Western. More the entertaining end of the genre than the thoughtful, literary market. We’re not talking historically – or even geographically – accurate here. But it’s a fun read. Or is supposed to be.
4) What actors would you choose to play your characters in a movie?
Hm. Well, I jokingly had the two male protagonists down as younger versions of Clint Eastwood and John Wayne when I was asked this a while ago, but when I was writing the book they were only references for myself. Ciphers really. In real life, I don’t know who’d play anything. I guess Dick Dastardly would be a good villain. You know, the whole twirly moustache thing. Were he still alive, John Denver would have done well as the Reverend.
5) What is the one-sentence synopsis of your book?
Sheriff Gus Dudgeon attempts to keep alive a witness who could reveal the identity of the feared outlaw Black Wolf, while Gus’s friend, former Texas Ranger Will Tayling, fights the Wolf’s gang to bring a wanted poster artist into town to draw up an illustration of the outlaw.
6) Is the book self-published or represented by an agency?
The book’s in print, published in the summer of 2012 by Robert Hale Ltd, under their Black Horse Western imprint. It wasn’t represented by an agency.
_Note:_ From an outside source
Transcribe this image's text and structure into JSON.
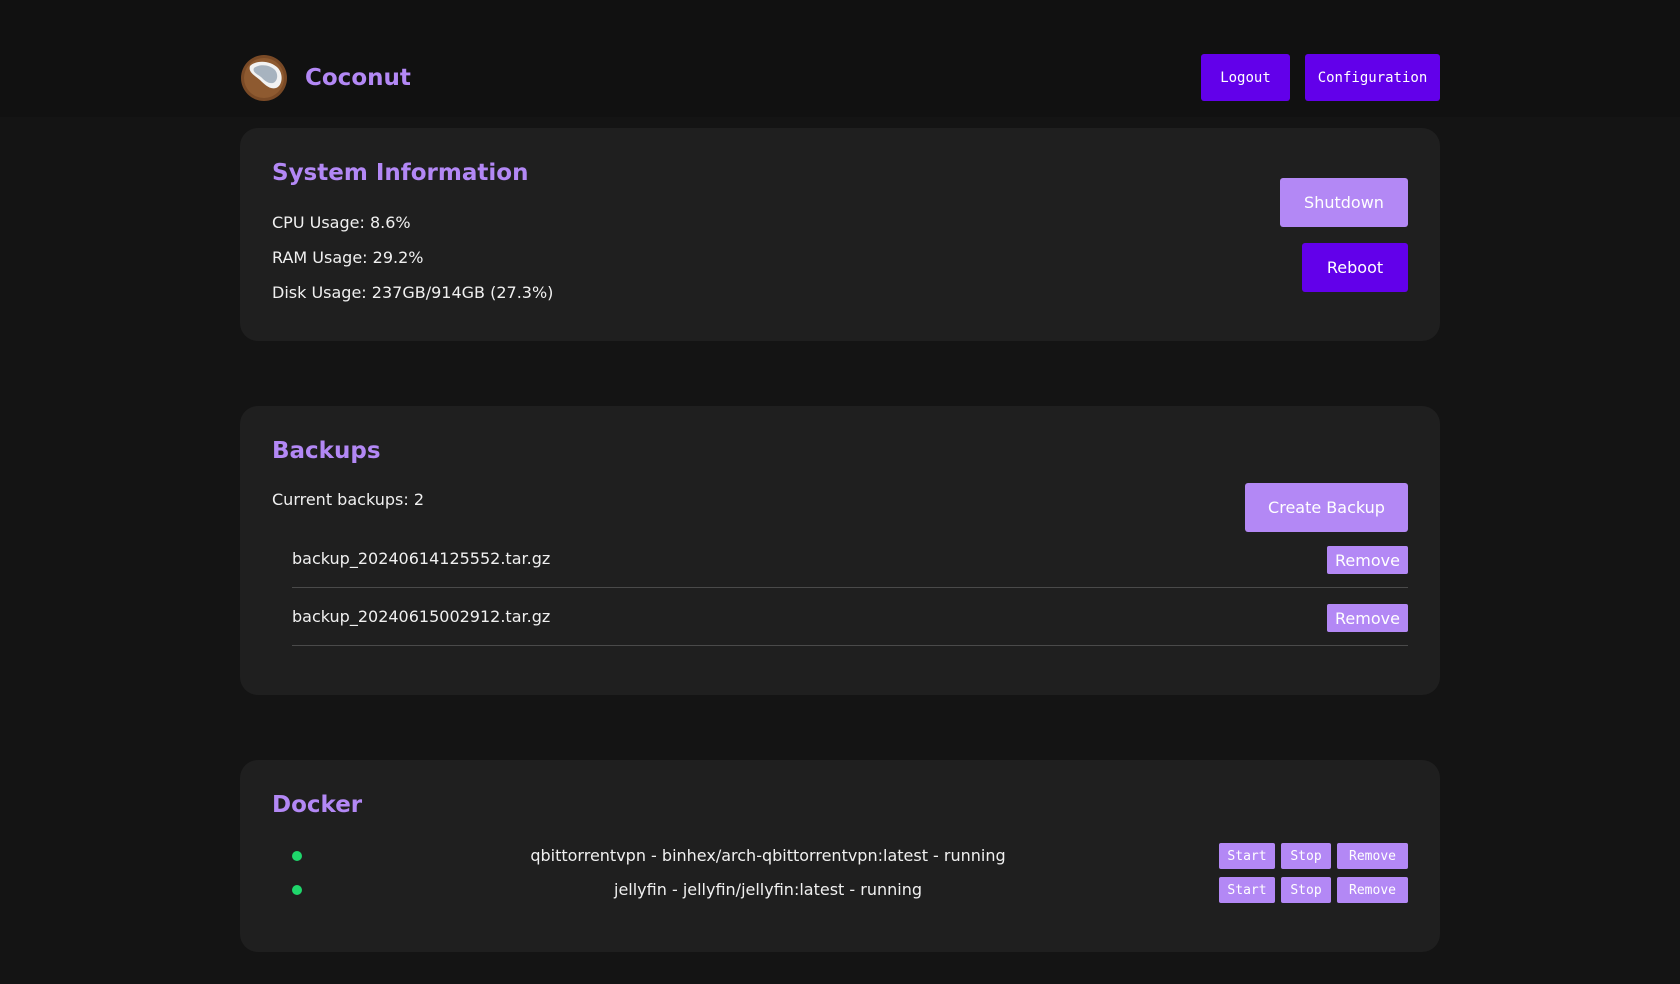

I subbed it directly to the publishers.
7) How long did it take you to write the first draft?
Ten days. Had a first draft just shy of 72,000 words.
Believe me, things don’t normally happen for me as quickly as that. I just happened to have fourteen days without any commitments, and those fourteen days coincided with a stint of good health. It’s remarkable the things you can do when your biorhythms are in sync.
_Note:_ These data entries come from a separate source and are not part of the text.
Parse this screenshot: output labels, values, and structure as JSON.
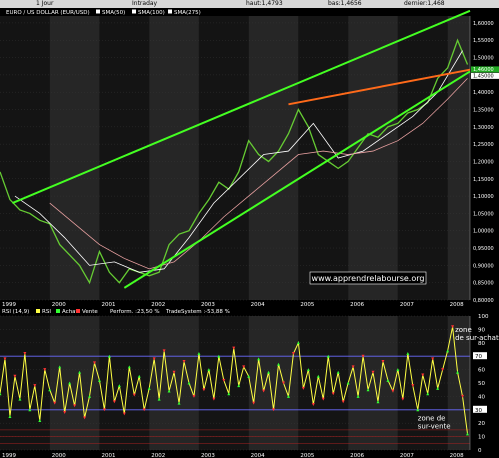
{
  "header": {
    "timeframe": "1 Jour",
    "mode": "Intraday",
    "high": "haut:1,4793",
    "low": "bas:1,4656",
    "last": "dernier:1,468"
  },
  "chart_data": [
    {
      "type": "line",
      "title": "EURO / US DOLLAR (EUR/USD)",
      "legend": [
        "SMA(50)",
        "SMA(100)",
        "SMA(275)"
      ],
      "legend_placement": "top-left",
      "x_tick_labels": [
        "1999",
        "2000",
        "2001",
        "2002",
        "2003",
        "2004",
        "2005",
        "2006",
        "2007",
        "2008"
      ],
      "xlim": [
        1999.0,
        2008.45
      ],
      "y_tick_labels": [
        "0,80000",
        "0,85000",
        "0,90000",
        "0,95000",
        "1,00000",
        "1,05000",
        "1,10000",
        "1,15000",
        "1,20000",
        "1,25000",
        "1,30000",
        "1,35000",
        "1,40000",
        "1,45000",
        "1,50000",
        "1,55000",
        "1,60000"
      ],
      "ylim": [
        0.8,
        1.62
      ],
      "last_price_labels": [
        "1,46000",
        "1,45000"
      ],
      "grid": true,
      "watermark": "www.apprendrelabourse.org",
      "series": [
        {
          "name": "EUR/USD",
          "color": "#66cc33",
          "x": [
            1999.0,
            1999.2,
            1999.4,
            1999.6,
            1999.8,
            2000.0,
            2000.2,
            2000.4,
            2000.6,
            2000.8,
            2001.0,
            2001.2,
            2001.4,
            2001.6,
            2001.8,
            2002.0,
            2002.2,
            2002.4,
            2002.6,
            2002.8,
            2003.0,
            2003.2,
            2003.4,
            2003.6,
            2003.8,
            2004.0,
            2004.2,
            2004.4,
            2004.6,
            2004.8,
            2005.0,
            2005.2,
            2005.4,
            2005.6,
            2005.8,
            2006.0,
            2006.2,
            2006.4,
            2006.6,
            2006.8,
            2007.0,
            2007.2,
            2007.4,
            2007.6,
            2007.8,
            2008.0,
            2008.2,
            2008.4
          ],
          "y": [
            1.17,
            1.09,
            1.06,
            1.05,
            1.03,
            1.02,
            0.96,
            0.93,
            0.9,
            0.85,
            0.94,
            0.88,
            0.85,
            0.89,
            0.88,
            0.87,
            0.88,
            0.96,
            0.99,
            1.0,
            1.05,
            1.09,
            1.14,
            1.12,
            1.17,
            1.26,
            1.22,
            1.2,
            1.23,
            1.28,
            1.35,
            1.3,
            1.22,
            1.2,
            1.18,
            1.2,
            1.24,
            1.28,
            1.27,
            1.3,
            1.31,
            1.34,
            1.35,
            1.37,
            1.44,
            1.47,
            1.55,
            1.48
          ]
        },
        {
          "name": "SMA(50)",
          "color": "#ffffff",
          "x": [
            1999.3,
            1999.8,
            2000.3,
            2000.8,
            2001.3,
            2001.8,
            2002.3,
            2002.8,
            2003.3,
            2003.8,
            2004.3,
            2004.8,
            2005.3,
            2005.8,
            2006.3,
            2006.8,
            2007.3,
            2007.8,
            2008.3
          ],
          "y": [
            1.1,
            1.05,
            0.98,
            0.9,
            0.91,
            0.88,
            0.89,
            0.98,
            1.08,
            1.15,
            1.22,
            1.23,
            1.31,
            1.21,
            1.23,
            1.28,
            1.33,
            1.4,
            1.52
          ]
        },
        {
          "name": "SMA(275)",
          "color": "#e8a0a0",
          "x": [
            2000.0,
            2000.5,
            2001.0,
            2001.5,
            2002.0,
            2002.5,
            2003.0,
            2003.5,
            2004.0,
            2004.5,
            2005.0,
            2005.5,
            2006.0,
            2006.5,
            2007.0,
            2007.5,
            2008.0,
            2008.4
          ],
          "y": [
            1.08,
            1.02,
            0.96,
            0.92,
            0.89,
            0.91,
            0.97,
            1.04,
            1.1,
            1.16,
            1.22,
            1.23,
            1.22,
            1.23,
            1.26,
            1.31,
            1.38,
            1.44
          ]
        }
      ],
      "trendlines": [
        {
          "color": "#44ff22",
          "from": [
            1999.25,
            1.08
          ],
          "to": [
            2008.45,
            1.635
          ]
        },
        {
          "color": "#44ff22",
          "from": [
            2001.5,
            0.835
          ],
          "to": [
            2008.45,
            1.46
          ]
        },
        {
          "color": "#ff6a1a",
          "from": [
            2004.8,
            1.365
          ],
          "to": [
            2008.45,
            1.465
          ]
        }
      ]
    },
    {
      "type": "line",
      "title": "RSI (14,9)",
      "legend": [
        "RSI",
        "Achat",
        "Vente",
        "Perform. :23,50 %",
        "TradeSystem :-53,88 %"
      ],
      "legend_placement": "top-left",
      "x_tick_labels": [
        "1999",
        "2000",
        "2001",
        "2002",
        "2003",
        "2004",
        "2005",
        "2006",
        "2007",
        "2008"
      ],
      "xlim": [
        1999.0,
        2008.45
      ],
      "y_tick_labels": [
        "0",
        "10",
        "20",
        "30",
        "40",
        "50",
        "60",
        "70",
        "80",
        "90",
        "100"
      ],
      "ylim": [
        0,
        100
      ],
      "reference_levels": [
        70,
        30
      ],
      "last_value_labels": [
        "70",
        "30"
      ],
      "annotations": [
        {
          "text_lines": [
            "zone",
            "de sur-achat"
          ],
          "x": 2008.15,
          "y": 88
        },
        {
          "text_lines": [
            "zone de",
            "sur-vente"
          ],
          "x": 2007.4,
          "y": 22
        }
      ],
      "series": [
        {
          "name": "RSI",
          "color": "#ffff44",
          "x": [
            1999.0,
            1999.1,
            1999.2,
            1999.3,
            1999.4,
            1999.5,
            1999.6,
            1999.7,
            1999.8,
            1999.9,
            2000.0,
            2000.1,
            2000.2,
            2000.3,
            2000.4,
            2000.5,
            2000.6,
            2000.7,
            2000.8,
            2000.9,
            2001.0,
            2001.1,
            2001.2,
            2001.3,
            2001.4,
            2001.5,
            2001.6,
            2001.7,
            2001.8,
            2001.9,
            2002.0,
            2002.1,
            2002.2,
            2002.3,
            2002.4,
            2002.5,
            2002.6,
            2002.7,
            2002.8,
            2002.9,
            2003.0,
            2003.1,
            2003.2,
            2003.3,
            2003.4,
            2003.5,
            2003.6,
            2003.7,
            2003.8,
            2003.9,
            2004.0,
            2004.1,
            2004.2,
            2004.3,
            2004.4,
            2004.5,
            2004.6,
            2004.7,
            2004.8,
            2004.9,
            2005.0,
            2005.1,
            2005.2,
            2005.3,
            2005.4,
            2005.5,
            2005.6,
            2005.7,
            2005.8,
            2005.9,
            2006.0,
            2006.1,
            2006.2,
            2006.3,
            2006.4,
            2006.5,
            2006.6,
            2006.7,
            2006.8,
            2006.9,
            2007.0,
            2007.1,
            2007.2,
            2007.3,
            2007.4,
            2007.5,
            2007.6,
            2007.7,
            2007.8,
            2007.9,
            2008.0,
            2008.1,
            2008.2,
            2008.3,
            2008.4
          ],
          "y": [
            42,
            68,
            25,
            55,
            38,
            72,
            30,
            48,
            22,
            60,
            45,
            35,
            62,
            28,
            50,
            33,
            58,
            24,
            40,
            65,
            52,
            30,
            70,
            36,
            48,
            27,
            62,
            41,
            55,
            30,
            46,
            68,
            38,
            74,
            44,
            58,
            35,
            66,
            50,
            40,
            72,
            45,
            60,
            38,
            70,
            52,
            42,
            76,
            48,
            62,
            55,
            35,
            68,
            44,
            58,
            30,
            64,
            50,
            40,
            72,
            80,
            46,
            60,
            34,
            55,
            38,
            70,
            42,
            58,
            36,
            50,
            62,
            40,
            70,
            45,
            58,
            36,
            66,
            52,
            44,
            60,
            38,
            72,
            48,
            30,
            56,
            42,
            68,
            46,
            60,
            74,
            92,
            58,
            40,
            12
          ]
        },
        {
          "name": "Achat",
          "color": "#33ff33",
          "marker": "triangle-up"
        },
        {
          "name": "Vente",
          "color": "#ff3333",
          "marker": "triangle-down"
        }
      ]
    }
  ]
}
I started writing on the first day and instead of stopping at an acceptable word-count, or at the point where I’d usually have to give up through tiredness, I just kept going, producing four to eight thousand words a day, sometimes more than that. At times I felt sad to be breaking off to go to sleep at night. Ten days of that and I had my first draft.
What did I do with the spare days after I’d finished the first draft? Sat around drinking decaff tea and feeling smug and a bit of a buzz.
8) What other books would you compare this story to within your genre?
I think it most closely resembles the movies I remember watching as a kid, and aspects of the Western TV series being screened back then, than the Westerns I read. Though no particular story in particular. Certainly the made-to-measure characters and set locations come from my hazy memories of The Lone Ranger and Bonanza and even Champion the Wonder Horse. Maybe Champion the Wonder Horse accounted for the role of a couple of kids in the piece, now that I think about it.
9) Who or what inspired you to write the book?
It was a set of circumstances. I’d written four books to this point, published a couple of handfuls of short stories in various genres ranging from science fiction to mainstream to chick lit. But the first book was wallowing in slush piles with agents. Because of the very slow response times I was getting – as the manuscript was mused over and kicked up the chain of command to head agents, seemingly enjoyed, and then mused over again as they met with the harsh economics of “is this commercial enough for us to spend time with?” – I’d written new books while the first was still stuck in the never-never world of presentations.
It was taking six months a time to get nowhere and I’d manuscripts that no agent had yet seen, let alone presented to a publisher. When I saw that there’d be somewhere to send the Western to, and because, as I said above, there was the window in which to try to get a first draft down, I went for it. And had a fun time doing it. And whaddayaknow, I got a published book out of it, brought out by a long-established, respected publisher, and it happened without the complications of involving the middlemen and women and worrying about all of that “business” stuff. It really was that easy.
10) What else about the book might pique the reader’s interest?
The theme of the book, if I may be so bold as to suggest there is a theme, is identity. I have some fun in the book playing about with that theme in ways that you wouldn’t be able to do in, say, a movie. So far the reviews for the book have managed to avoid spoilers, which I’m happy about. There’s a little trick in the book that I’m quite pleased with, and readers’ reactions to it so far have been a lot of fun.